## TRY IT
A line belongs in the answer if it contains "limit"; copy every such line from the entries below.

## EXCERPTED RECORDS
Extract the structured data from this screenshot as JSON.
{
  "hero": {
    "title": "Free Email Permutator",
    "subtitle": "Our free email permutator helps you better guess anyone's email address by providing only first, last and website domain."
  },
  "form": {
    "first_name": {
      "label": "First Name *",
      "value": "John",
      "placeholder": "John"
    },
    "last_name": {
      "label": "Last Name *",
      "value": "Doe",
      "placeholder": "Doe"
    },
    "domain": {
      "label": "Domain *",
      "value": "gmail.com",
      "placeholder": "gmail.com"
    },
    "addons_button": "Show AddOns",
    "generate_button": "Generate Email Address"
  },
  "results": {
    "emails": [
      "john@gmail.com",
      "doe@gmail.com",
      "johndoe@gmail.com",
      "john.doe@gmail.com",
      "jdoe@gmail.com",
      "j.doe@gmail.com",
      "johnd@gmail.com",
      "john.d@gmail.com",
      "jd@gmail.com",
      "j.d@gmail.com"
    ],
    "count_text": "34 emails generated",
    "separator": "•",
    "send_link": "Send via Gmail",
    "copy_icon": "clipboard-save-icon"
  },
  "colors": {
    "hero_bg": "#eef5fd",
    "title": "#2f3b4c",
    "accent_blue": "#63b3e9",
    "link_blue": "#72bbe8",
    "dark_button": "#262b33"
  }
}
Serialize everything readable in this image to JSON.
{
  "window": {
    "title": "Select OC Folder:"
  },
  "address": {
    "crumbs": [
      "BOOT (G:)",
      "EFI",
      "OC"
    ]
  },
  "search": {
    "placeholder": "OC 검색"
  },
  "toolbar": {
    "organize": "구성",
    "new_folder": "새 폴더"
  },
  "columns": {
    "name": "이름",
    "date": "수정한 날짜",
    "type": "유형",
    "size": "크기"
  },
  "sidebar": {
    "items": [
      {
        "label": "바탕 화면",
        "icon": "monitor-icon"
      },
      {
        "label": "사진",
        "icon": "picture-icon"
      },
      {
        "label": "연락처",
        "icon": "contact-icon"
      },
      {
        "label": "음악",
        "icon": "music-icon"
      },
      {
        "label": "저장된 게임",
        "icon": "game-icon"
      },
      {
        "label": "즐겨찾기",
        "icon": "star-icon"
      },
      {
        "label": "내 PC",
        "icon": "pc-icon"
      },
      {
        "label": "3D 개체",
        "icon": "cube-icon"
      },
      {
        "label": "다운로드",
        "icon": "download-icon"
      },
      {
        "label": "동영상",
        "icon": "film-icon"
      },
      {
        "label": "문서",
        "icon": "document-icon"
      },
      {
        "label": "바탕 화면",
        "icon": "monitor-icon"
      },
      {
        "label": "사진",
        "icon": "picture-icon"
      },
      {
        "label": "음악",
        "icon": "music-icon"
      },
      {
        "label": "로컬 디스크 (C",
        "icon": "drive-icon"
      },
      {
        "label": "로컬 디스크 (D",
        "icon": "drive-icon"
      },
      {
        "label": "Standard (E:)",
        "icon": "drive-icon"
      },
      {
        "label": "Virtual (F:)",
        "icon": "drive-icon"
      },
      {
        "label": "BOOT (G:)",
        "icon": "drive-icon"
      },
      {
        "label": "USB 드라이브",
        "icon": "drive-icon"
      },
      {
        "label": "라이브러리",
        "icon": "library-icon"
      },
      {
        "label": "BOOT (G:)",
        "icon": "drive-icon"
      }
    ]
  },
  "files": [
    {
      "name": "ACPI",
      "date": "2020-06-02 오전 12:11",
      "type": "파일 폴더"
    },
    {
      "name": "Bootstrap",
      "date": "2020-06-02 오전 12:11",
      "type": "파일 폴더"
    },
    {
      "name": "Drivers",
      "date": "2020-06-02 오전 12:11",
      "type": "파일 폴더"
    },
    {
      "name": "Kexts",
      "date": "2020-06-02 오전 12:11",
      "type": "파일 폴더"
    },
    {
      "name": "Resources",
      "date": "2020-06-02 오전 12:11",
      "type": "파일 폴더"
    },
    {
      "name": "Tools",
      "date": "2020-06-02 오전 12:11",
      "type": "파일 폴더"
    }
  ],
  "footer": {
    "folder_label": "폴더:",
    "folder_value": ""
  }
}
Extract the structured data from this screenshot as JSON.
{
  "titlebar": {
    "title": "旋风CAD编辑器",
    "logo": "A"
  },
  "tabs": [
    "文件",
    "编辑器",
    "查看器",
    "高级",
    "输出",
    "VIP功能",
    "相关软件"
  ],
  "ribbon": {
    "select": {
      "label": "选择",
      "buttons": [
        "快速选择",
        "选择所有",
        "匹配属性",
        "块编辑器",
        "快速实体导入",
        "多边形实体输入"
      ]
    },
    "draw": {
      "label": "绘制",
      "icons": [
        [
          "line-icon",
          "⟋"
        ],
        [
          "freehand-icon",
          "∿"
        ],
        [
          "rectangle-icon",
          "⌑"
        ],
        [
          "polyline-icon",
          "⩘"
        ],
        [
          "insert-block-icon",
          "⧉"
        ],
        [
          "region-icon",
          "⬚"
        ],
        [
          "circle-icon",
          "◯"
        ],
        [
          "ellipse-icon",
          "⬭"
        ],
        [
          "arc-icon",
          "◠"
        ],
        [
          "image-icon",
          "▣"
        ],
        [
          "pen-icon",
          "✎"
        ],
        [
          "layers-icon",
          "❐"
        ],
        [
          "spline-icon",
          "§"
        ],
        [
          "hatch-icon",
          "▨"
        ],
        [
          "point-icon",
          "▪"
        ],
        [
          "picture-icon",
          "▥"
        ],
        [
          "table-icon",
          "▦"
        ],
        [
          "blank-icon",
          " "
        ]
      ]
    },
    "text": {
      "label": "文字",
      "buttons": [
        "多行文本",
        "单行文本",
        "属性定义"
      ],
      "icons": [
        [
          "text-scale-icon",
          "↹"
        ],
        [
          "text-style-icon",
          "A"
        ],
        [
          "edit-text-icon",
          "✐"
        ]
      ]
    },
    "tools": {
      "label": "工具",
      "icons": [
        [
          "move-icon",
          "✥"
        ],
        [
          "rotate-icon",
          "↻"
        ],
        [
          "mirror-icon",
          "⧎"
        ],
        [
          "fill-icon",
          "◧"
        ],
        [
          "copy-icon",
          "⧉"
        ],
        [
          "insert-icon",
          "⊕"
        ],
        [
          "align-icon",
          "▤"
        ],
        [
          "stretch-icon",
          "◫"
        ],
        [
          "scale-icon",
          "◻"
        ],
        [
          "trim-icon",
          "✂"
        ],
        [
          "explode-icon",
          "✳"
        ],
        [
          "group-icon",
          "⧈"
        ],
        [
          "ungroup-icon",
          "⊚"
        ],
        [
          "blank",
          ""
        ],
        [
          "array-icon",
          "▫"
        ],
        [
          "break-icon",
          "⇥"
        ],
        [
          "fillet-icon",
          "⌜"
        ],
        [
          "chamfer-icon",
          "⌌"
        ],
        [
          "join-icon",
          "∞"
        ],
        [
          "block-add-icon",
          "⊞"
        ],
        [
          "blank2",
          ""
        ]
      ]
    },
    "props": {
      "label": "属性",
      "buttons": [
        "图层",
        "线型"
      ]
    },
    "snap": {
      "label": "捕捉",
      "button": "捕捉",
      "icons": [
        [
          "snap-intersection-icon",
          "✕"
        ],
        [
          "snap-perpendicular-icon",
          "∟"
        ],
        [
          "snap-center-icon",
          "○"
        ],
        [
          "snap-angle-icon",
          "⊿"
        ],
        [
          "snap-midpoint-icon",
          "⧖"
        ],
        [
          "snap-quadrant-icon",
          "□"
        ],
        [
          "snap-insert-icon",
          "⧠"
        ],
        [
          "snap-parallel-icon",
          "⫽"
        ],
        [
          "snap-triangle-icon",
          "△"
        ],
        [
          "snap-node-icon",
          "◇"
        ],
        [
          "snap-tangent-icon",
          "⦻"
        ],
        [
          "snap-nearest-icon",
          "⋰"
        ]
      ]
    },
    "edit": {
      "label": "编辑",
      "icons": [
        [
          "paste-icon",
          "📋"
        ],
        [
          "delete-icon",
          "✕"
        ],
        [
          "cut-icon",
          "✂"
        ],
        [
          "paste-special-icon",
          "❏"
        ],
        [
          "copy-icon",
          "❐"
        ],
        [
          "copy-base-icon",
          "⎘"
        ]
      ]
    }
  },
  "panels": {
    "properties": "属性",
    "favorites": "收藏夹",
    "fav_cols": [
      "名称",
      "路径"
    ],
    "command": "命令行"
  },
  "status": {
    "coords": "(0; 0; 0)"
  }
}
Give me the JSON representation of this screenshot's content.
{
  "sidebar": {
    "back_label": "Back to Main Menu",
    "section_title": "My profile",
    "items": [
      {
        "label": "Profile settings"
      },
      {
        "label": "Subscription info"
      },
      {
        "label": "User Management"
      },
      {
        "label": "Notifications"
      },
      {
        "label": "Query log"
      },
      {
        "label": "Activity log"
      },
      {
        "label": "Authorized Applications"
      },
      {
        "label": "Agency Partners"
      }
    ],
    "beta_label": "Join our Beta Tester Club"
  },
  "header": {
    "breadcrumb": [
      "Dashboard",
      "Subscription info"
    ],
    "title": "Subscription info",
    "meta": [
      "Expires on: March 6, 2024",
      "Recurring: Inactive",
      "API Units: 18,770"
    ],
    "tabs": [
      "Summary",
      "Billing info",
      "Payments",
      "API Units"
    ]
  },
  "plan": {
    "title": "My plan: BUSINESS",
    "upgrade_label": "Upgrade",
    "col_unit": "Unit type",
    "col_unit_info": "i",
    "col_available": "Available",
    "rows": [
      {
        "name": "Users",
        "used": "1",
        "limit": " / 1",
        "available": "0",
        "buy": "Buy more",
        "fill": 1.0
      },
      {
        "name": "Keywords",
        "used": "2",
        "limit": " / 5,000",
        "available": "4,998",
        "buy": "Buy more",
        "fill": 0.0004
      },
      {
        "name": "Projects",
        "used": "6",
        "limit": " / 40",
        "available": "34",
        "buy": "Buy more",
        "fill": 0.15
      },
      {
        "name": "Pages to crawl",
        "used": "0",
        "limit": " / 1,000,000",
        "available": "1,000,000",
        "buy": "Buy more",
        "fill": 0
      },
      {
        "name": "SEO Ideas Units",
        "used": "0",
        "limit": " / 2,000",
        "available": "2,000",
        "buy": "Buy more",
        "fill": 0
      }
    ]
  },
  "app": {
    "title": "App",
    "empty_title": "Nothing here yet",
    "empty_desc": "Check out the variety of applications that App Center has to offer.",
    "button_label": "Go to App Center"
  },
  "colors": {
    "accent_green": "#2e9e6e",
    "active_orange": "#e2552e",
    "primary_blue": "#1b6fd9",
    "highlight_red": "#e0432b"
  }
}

## YOUR RESPONSE
        "limit": " / 1",
        "limit": " / 5,000",
        "limit": " / 40",
        "limit": " / 1,000,000",
        "limit": " / 2,000",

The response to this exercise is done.